Individuals pleading guilty due to sentence-related coercion

On behalf of Law Office of Steven Haney posted in Drug Crimes on Wednesday, January 29, 2014

A report recently released by Human Rights Watch indicates that the Justice System regularly engages in coercion of federal drug defendants. Specifically, the report alleges that individuals arrested on charges of federal drug crimes are coerced into entering guilty pleas by various methods. Among the methods of coercion used by the Justice Department are threats of stacking charges against the defendants in order to increase potential incarceration terms and threats of overly long terms of imprisonment generally.

According to the report, a staggering 97 percent of individuals arrested on federal drug charges plead guilty. This is no doubt partially due to the fact that individuals who request a trial and are convicted are sentenced to imprisonment terms that are 11 years longer on average than those faced by individuals who plead guilty from the start. Justice Department prosecutors make it clear to arrested persons that unless they plead guilty, extremely long terms of imprisonment will await them upon conviction.

This kind of coercion is absolutely unacceptable, as is the seemingly unchecked power that federal prosecutors are granted in regards to these kinds of cases. The right to a fair trial is sacred in this country. That right is compromised when prosecutors insist that exercising the options afforded by this right will guarantee anyone either rightfully or wrongfully convicted a far longer prison sentence for the same crime than an individual who pleads guilty to it.

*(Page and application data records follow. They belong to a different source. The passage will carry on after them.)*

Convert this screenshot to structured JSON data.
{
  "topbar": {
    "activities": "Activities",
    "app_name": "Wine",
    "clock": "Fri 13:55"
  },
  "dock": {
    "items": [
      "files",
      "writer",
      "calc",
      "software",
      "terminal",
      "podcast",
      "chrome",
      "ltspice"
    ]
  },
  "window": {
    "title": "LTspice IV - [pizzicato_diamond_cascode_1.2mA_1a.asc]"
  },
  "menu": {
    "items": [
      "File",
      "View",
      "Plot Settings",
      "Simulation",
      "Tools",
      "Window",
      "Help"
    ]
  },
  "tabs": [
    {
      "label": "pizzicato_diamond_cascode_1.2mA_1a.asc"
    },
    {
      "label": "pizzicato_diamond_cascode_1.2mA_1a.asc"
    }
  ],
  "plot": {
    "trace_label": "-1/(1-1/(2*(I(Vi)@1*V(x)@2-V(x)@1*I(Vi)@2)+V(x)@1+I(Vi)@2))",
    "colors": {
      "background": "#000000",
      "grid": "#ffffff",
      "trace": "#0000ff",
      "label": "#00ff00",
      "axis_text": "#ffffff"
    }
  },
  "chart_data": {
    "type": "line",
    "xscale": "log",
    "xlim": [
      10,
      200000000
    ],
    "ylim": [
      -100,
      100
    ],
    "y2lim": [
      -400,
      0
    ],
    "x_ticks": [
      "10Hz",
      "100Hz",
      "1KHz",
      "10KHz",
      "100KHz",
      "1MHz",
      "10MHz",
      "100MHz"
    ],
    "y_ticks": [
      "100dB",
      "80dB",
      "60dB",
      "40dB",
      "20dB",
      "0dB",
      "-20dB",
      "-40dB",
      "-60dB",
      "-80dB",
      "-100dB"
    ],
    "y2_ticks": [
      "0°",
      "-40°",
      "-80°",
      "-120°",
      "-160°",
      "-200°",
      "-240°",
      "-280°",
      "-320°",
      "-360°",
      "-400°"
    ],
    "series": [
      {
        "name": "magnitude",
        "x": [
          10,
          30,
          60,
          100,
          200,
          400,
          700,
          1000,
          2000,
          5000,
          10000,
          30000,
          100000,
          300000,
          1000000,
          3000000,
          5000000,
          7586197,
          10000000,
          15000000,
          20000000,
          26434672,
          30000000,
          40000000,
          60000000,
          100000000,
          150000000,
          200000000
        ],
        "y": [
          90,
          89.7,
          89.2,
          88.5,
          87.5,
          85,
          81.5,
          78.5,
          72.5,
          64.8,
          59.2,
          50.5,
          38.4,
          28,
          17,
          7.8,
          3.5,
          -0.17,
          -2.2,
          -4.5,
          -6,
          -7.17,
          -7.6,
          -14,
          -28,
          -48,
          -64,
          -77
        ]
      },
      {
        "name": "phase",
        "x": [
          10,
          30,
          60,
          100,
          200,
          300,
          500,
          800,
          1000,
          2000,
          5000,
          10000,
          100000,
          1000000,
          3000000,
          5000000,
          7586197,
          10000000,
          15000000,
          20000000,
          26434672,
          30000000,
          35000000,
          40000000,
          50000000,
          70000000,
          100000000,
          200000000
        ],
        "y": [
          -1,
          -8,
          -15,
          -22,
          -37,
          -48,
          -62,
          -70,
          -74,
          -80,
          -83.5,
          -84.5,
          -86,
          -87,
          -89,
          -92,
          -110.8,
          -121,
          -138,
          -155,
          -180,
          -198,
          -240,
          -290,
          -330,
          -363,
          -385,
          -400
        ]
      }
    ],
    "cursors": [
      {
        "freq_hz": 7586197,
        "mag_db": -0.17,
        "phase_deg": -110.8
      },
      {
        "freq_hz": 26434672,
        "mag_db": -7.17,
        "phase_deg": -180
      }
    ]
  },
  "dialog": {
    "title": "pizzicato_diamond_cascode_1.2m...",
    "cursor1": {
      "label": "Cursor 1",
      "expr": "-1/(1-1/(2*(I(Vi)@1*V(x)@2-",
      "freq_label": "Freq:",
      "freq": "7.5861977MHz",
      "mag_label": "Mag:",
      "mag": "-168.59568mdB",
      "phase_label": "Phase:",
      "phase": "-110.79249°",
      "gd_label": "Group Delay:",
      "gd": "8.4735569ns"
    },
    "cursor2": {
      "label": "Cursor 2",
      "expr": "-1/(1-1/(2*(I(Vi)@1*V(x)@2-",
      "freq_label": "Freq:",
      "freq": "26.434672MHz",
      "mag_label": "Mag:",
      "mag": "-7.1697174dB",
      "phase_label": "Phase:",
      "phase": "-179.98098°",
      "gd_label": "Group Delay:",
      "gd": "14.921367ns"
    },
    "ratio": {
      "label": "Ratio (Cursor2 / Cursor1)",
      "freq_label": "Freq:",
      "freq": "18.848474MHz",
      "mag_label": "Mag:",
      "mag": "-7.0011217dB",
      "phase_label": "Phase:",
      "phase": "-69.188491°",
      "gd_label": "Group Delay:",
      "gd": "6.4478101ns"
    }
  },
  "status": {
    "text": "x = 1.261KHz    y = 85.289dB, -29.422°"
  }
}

In addition to reforming mandatory minimum sentencing laws and enhancement policies, the federal government needs to reform the ways in which prosecutors are allowed to approach the subject of guilty pleas in federal drug crimes cases. Failure to reform this approach undermines the integrity of the entire criminal justice system.

Source: NPR, “Report: Threat Of Mandatory Minimums Used To Coerce Guilty Pleas,” Carrie Johnson, Dec. 5, 2013